In an era dominated by technology, Printed Circuit Boards (pcb assemblers) stand as the unsung heroes of the electronic world. These essential components are the literal backbone of nearly every electronic device we encounter in our daily lives, from our smartphones and laptops to household appliances and medical equipment. PCBs are at the heart of our interconnected world, facilitating the seamless flow of information and electricity, and they play a pivotal role in shaping the way we live, work, and communicate.
The process of PCB fabrication is a fascinating blend of science, technology, and art. It all begins with a carefully crafted design, where engineers and designers plan out the intricate circuitry and connections that will define the functionality of the device. This design is translated into a blueprint, often using specialized software, and serves as the guide for the PCB fabrication process.
Once the design is finalized, the actual fabrication process begins. It typically involves the deposition of a thin layer of copper onto a substrate material, usually fiberglass, but sometimes other materials like ceramic or even flexible materials like polyimide. This copper layer is etched away using chemical processes, leaving behind a complex network of copper traces that mirror the original design. These traces serve as the conductive pathways for electrical signals within the PCB.

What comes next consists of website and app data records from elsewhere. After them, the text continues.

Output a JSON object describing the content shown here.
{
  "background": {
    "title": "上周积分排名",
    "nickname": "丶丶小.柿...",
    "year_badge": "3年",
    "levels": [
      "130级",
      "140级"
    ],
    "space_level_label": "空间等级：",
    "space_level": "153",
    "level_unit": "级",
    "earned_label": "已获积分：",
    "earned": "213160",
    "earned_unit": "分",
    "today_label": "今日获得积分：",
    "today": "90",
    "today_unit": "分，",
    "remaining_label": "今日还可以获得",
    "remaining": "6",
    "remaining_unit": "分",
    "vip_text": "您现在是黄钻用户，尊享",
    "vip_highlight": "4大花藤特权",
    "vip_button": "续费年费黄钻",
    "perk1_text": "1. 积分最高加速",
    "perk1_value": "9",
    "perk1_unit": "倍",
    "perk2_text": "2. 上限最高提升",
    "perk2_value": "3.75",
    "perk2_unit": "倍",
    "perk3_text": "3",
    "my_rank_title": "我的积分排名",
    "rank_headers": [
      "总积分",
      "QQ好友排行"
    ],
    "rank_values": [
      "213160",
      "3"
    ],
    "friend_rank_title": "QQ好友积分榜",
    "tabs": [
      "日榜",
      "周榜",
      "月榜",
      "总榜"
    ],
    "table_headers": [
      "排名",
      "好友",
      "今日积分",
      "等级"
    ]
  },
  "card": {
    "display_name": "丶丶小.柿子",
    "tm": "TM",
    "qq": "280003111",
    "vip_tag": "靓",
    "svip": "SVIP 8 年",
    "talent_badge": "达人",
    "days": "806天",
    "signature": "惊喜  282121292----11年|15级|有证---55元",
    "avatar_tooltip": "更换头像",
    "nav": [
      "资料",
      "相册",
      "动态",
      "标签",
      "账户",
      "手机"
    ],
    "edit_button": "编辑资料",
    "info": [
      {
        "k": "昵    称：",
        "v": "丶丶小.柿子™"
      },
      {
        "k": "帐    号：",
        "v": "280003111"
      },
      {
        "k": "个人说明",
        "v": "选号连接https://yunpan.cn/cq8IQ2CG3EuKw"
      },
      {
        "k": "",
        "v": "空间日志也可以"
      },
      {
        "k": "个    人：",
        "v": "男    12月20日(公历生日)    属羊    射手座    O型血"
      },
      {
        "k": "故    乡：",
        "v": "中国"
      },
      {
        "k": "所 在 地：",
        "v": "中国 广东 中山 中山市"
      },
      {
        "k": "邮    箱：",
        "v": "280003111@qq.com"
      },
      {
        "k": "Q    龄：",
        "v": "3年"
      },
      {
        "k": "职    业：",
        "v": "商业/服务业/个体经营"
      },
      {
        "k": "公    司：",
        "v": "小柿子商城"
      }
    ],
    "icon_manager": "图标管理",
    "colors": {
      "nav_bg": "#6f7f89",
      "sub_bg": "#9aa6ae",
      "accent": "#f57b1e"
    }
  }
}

The next step is drilling holes at precise locations to accommodate various electronic components. These holes, often referred to as “vias,” allow for the insertion of components and the creation of electrical connections between different layers of the PCB. Modern PCBs can have multiple layers, making them highly versatile and capable of handling complex circuits.